_What the task requires_.
Filter these entries down to the lines that hold the word "JSON", and show each of them.

_Website and app data records_.
»»

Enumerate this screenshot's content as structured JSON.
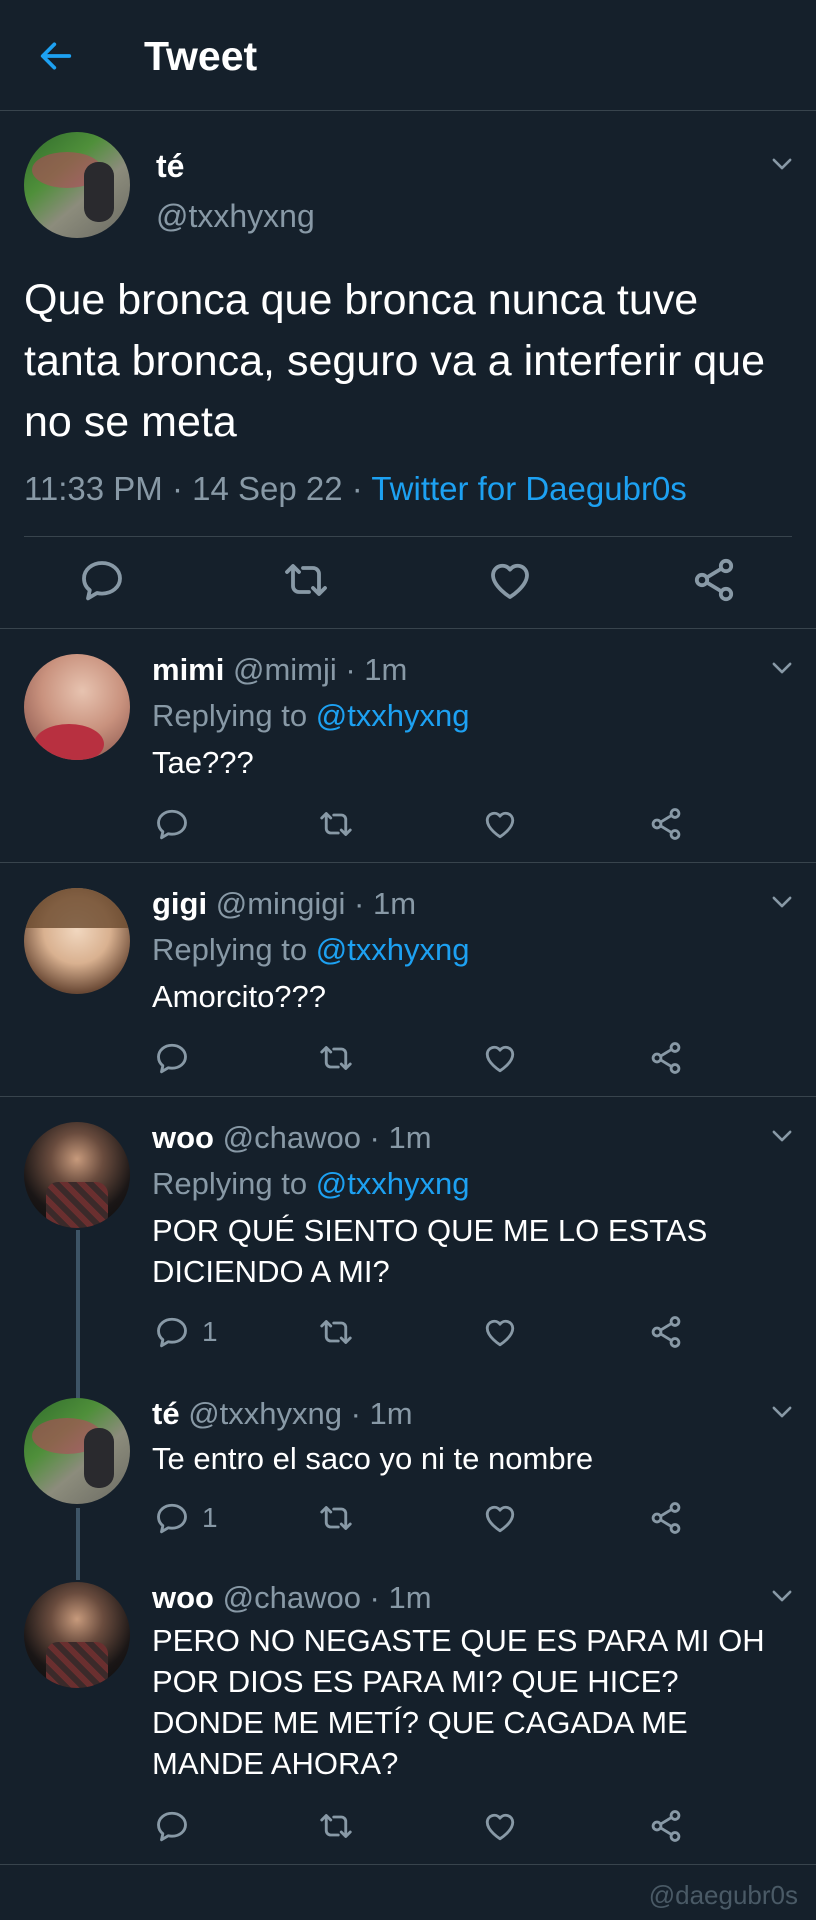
{
  "header": {
    "title": "Tweet",
    "back_icon": "arrow-left-icon",
    "accent": "#1da1f2"
  },
  "main_tweet": {
    "name": "té",
    "handle": "@txxhyxng",
    "text": "Que bronca que bronca nunca tuve tanta bronca, seguro va a interferir que no se meta",
    "time": "11:33 PM · 14 Sep 22 · ",
    "source": "Twitter for Daegubr0s"
  },
  "replies": [
    {
      "name": "mimi",
      "meta": "@mimji · 1m",
      "replying_label": "Replying to ",
      "replying_handle": "@txxhyxng",
      "text": "Tae???",
      "reply_count": ""
    },
    {
      "name": "gigi",
      "meta": "@mingigi · 1m",
      "replying_label": "Replying to ",
      "replying_handle": "@txxhyxng",
      "text": "Amorcito???",
      "reply_count": ""
    },
    {
      "name": "woo",
      "meta": "@chawoo · 1m",
      "replying_label": "Replying to ",
      "replying_handle": "@txxhyxng",
      "text": "POR QUÉ SIENTO QUE ME LO ESTAS DICIENDO A MI?",
      "reply_count": "1"
    },
    {
      "name": "té",
      "meta": "@txxhyxng · 1m",
      "text": "Te entro el saco yo ni te nombre",
      "reply_count": "1"
    },
    {
      "name": "woo",
      "meta": "@chawoo · 1m",
      "text": "PERO NO NEGASTE QUE ES PARA MI OH POR DIOS ES PARA MI? QUE HICE? DONDE ME METÍ? QUE CAGADA ME MANDE AHORA?",
      "reply_count": ""
    }
  ],
  "watermark": "@daegubr0s"
}
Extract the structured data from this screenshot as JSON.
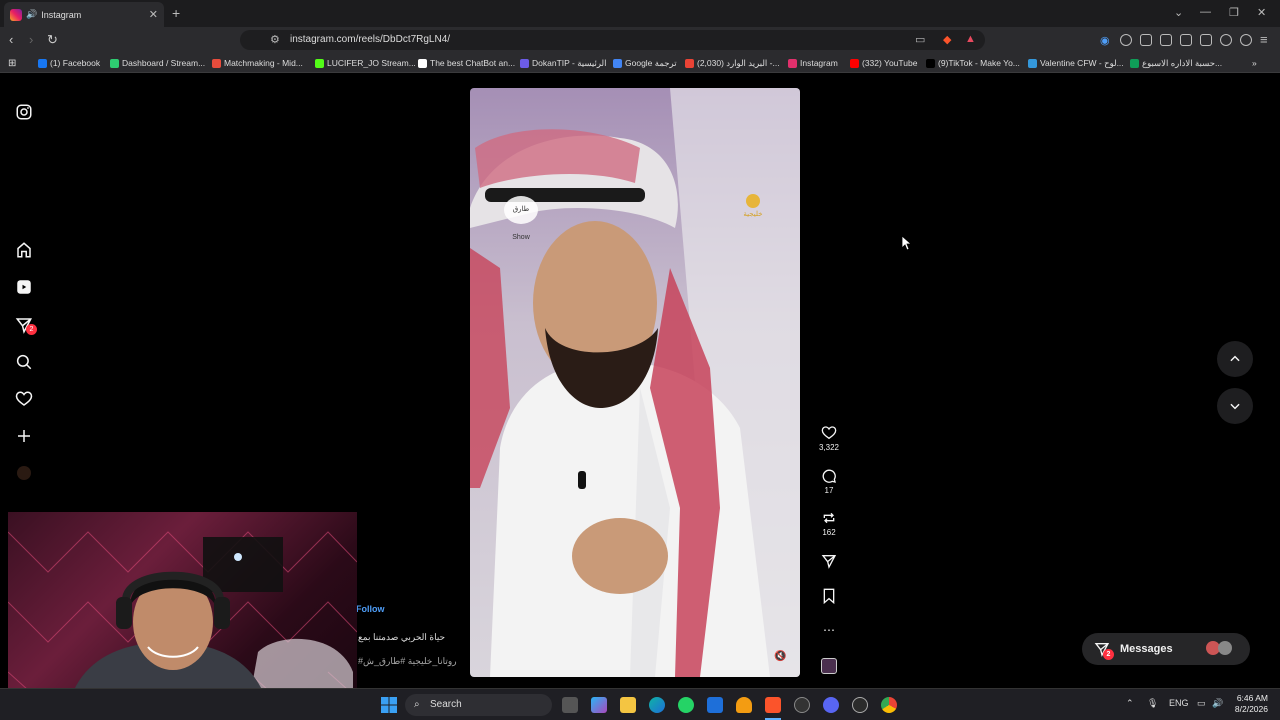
{
  "browser": {
    "tab_title": "Instagram",
    "url": "instagram.com/reels/DbDct7RgLN4/",
    "bookmarks": [
      {
        "label": "(1) Facebook",
        "color": "#1877f2"
      },
      {
        "label": "Dashboard / Stream...",
        "color": "#2ecc71"
      },
      {
        "label": "Matchmaking - Mid...",
        "color": "#e74c3c"
      },
      {
        "label": "LUCIFER_JO Stream...",
        "color": "#53fc18"
      },
      {
        "label": "The best ChatBot an...",
        "color": "#ffffff"
      },
      {
        "label": "DokanTIP - الرئيسية",
        "color": "#6c5ce7"
      },
      {
        "label": "Google ترجمة",
        "color": "#4285f4"
      },
      {
        "label": "(2,030) البريد الوارد -...",
        "color": "#ea4335"
      },
      {
        "label": "Instagram",
        "color": "#e1306c"
      },
      {
        "label": "(332) YouTube",
        "color": "#ff0000"
      },
      {
        "label": "(9)TikTok - Make Yo...",
        "color": "#000000"
      },
      {
        "label": "Valentine CFW - لوح...",
        "color": "#3498db"
      },
      {
        "label": "حسبة الاداره الاسبوع...",
        "color": "#0f9d58"
      }
    ]
  },
  "reel": {
    "likes": "3,322",
    "comments": "17",
    "reposts": "162",
    "follow_label": "Follow",
    "caption_line1": "حياة الحربي صدمتنا بمع",
    "caption_line2": "#روتانا_خليجية #طارق_ش",
    "logo_left": "طارق Show",
    "logo_right": "خليجية"
  },
  "messages": {
    "label": "Messages",
    "badge": "2"
  },
  "sidebar": {
    "dm_badge": "2"
  },
  "taskbar": {
    "search_placeholder": "Search",
    "lang": "ENG",
    "time": "6:46 AM",
    "date": "8/2/2026"
  },
  "colors": {
    "badge": "#ff3040",
    "accent_link": "#4f9ef8"
  }
}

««

_Result_.
Enumerate this screenshot's content as structured JSON.
Extract the structured data from this screenshot as JSON.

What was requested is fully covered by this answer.